Whenever the word "para" turns up in a line below, that line should be copied.
= Beginning of Section =
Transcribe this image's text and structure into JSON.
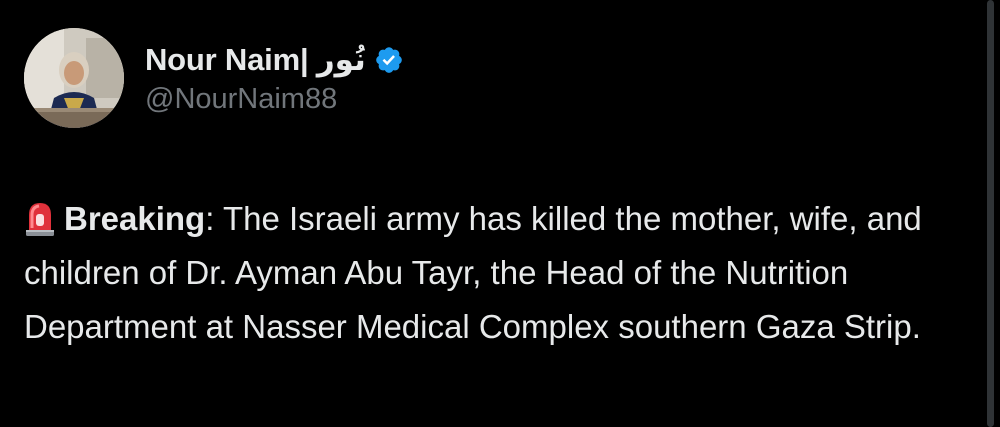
{
  "tweet": {
    "author": {
      "display_name": "Nour Naim| نُور",
      "handle": "@NourNaim88",
      "avatar_icon": "profile-photo",
      "verified_icon": "verified-badge-icon",
      "verified_color": "#1d9bf0"
    },
    "body": {
      "emoji_icon": "police-siren-icon",
      "lead": "Breaking",
      "text": ": The Israeli army has killed the mother, wife, and children of Dr. Ayman Abu Tayr, the Head of the Nutrition Department at Nasser Medical Complex southern Gaza Strip."
    }
  },
  "theme": {
    "background": "#000000",
    "text": "#e7e9ea",
    "secondary_text": "#71767b"
  }
}
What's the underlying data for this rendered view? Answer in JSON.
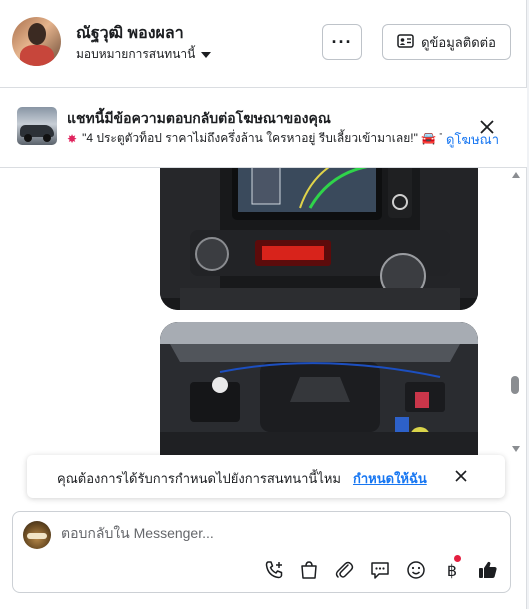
{
  "header": {
    "contact_name": "ณัฐวุฒิ พองผลา",
    "assign_label": "มอบหมายการสนทนานี้",
    "more_label": "···",
    "contact_info_label": "ดูข้อมูลติดต่อ"
  },
  "ad_banner": {
    "title": "แชทนี้มีข้อความตอบกลับต่อโฆษณาของคุณ",
    "snippet": "\"4 ประตูตัวท็อป ราคาไม่ถึงครึ่งล้าน ใครหาอยู่ รีบเลี้ยวเข้ามาเลย!\" 🚘 T...",
    "view_ad_label": "ดูโฆษณา"
  },
  "reminder": {
    "text": "คุณต้องการได้รับการกำหนดไปยังการสนทนานี้ไหม",
    "action_label": "กำหนดให้ฉัน"
  },
  "composer": {
    "placeholder": "ตอบกลับใน Messenger..."
  },
  "colors": {
    "accent": "#1877f2",
    "like": "#1c1e21",
    "notification_dot": "#e41e3f",
    "border": "#dadde1"
  },
  "icons": {
    "more": "more-dots-icon",
    "contact_card": "contact-card-icon",
    "close": "close-icon",
    "call": "phone-plus-icon",
    "shop": "shopping-bag-icon",
    "attach": "paperclip-icon",
    "saved_replies": "chat-bubble-dots-icon",
    "emoji": "smiley-icon",
    "payment": "baht-icon",
    "like": "thumbs-up-icon"
  }
}
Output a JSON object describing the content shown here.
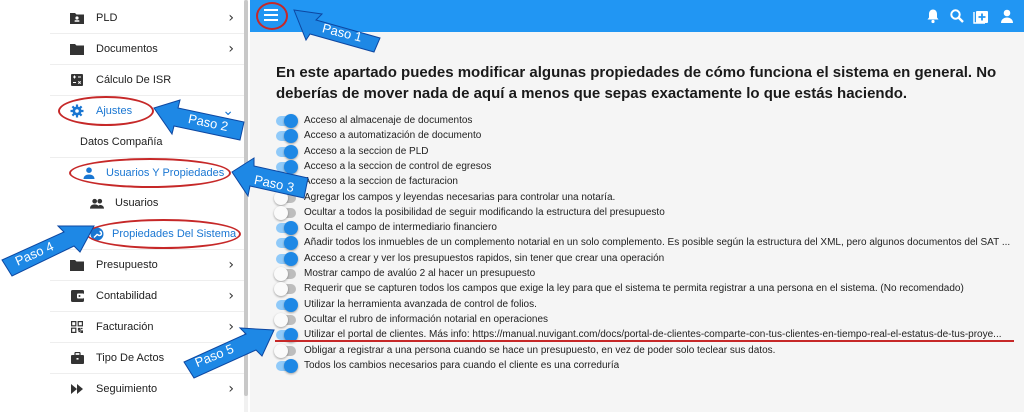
{
  "sidebar": {
    "items": [
      {
        "label": "PLD",
        "icon": "id-card-folder-icon"
      },
      {
        "label": "Documentos",
        "icon": "folder-icon"
      },
      {
        "label": "Cálculo De ISR",
        "icon": "calculator-icon"
      },
      {
        "label": "Ajustes",
        "icon": "gear-icon"
      },
      {
        "label": "Datos Compañía"
      },
      {
        "label": "Usuarios Y Propiedades",
        "icon": "person-icon"
      },
      {
        "label": "Usuarios",
        "icon": "people-icon"
      },
      {
        "label": "Propiedades Del Sistema",
        "icon": "wrench-icon"
      },
      {
        "label": "Presupuesto",
        "icon": "folder-icon"
      },
      {
        "label": "Contabilidad",
        "icon": "wallet-icon"
      },
      {
        "label": "Facturación",
        "icon": "qr-code-icon"
      },
      {
        "label": "Tipo De Actos",
        "icon": "briefcase-icon"
      },
      {
        "label": "Seguimiento",
        "icon": "fast-forward-icon"
      }
    ]
  },
  "appbar": {
    "menu_icon": "hamburger-menu-icon",
    "icons": [
      "bell-icon",
      "search-icon",
      "add-box-icon",
      "account-icon"
    ],
    "color": "#2196f3"
  },
  "main": {
    "heading": "En este apartado puedes modificar algunas propiedades de cómo funciona el sistema en general. No deberías de mover nada de aquí a menos que sepas exactamente lo que estás haciendo.",
    "options": [
      {
        "label": "Acceso al almacenaje de documentos",
        "on": true
      },
      {
        "label": "Acceso a automatización de documento",
        "on": true
      },
      {
        "label": "Acceso a la seccion de PLD",
        "on": true
      },
      {
        "label": "Acceso a la seccion de control de egresos",
        "on": true
      },
      {
        "label": "Acceso a la seccion de facturacion",
        "on": true
      },
      {
        "label": "Agregar los campos y leyendas necesarias para controlar una notaría.",
        "on": false
      },
      {
        "label": "Ocultar a todos la posibilidad de seguir modificando la estructura del presupuesto",
        "on": false
      },
      {
        "label": "Oculta el campo de intermediario financiero",
        "on": true
      },
      {
        "label": "Añadir todos los inmuebles de un complemento notarial en un solo complemento. Es posible según la estructura del XML, pero algunos documentos del SAT ...",
        "on": true
      },
      {
        "label": "Acceso a crear y ver los presupuestos rapidos, sin tener que crear una operación",
        "on": true
      },
      {
        "label": "Mostrar campo de avalúo 2 al hacer un presupuesto",
        "on": false
      },
      {
        "label": "Requerir que se capturen todos los campos que exige la ley para que el sistema te permita registrar a una persona en el sistema. (No recomendado)",
        "on": false
      },
      {
        "label": "Utilizar la herramienta avanzada de control de folios.",
        "on": true
      },
      {
        "label": "Ocultar el rubro de información notarial en operaciones",
        "on": false
      },
      {
        "label": "Utilizar el portal de clientes. Más info: https://manual.nuvigant.com/docs/portal-de-clientes-comparte-con-tus-clientes-en-tiempo-real-el-estatus-de-tus-proye...",
        "on": true
      },
      {
        "label": "Obligar a registrar a una persona cuando se hace un presupuesto, en vez de poder solo teclear sus datos.",
        "on": false
      },
      {
        "label": "Todos los cambios necesarios para cuando el cliente es una correduría",
        "on": true
      }
    ]
  },
  "annotations": {
    "steps": [
      "Paso 1",
      "Paso 2",
      "Paso 3",
      "Paso 4",
      "Paso 5"
    ],
    "arrow_color": "#1e88e5",
    "highlight_color": "#c62828"
  }
}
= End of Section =
EXERCISE RESULT:
        "label": "Agregar los campos y leyendas necesarias para controlar una notaría.",
        "label": "Requerir que se capturen todos los campos que exige la ley para que el sistema te permita registrar a una persona en el sistema. (No recomendado)",
        "label": "Todos los cambios necesarios para cuando el cliente es una correduría",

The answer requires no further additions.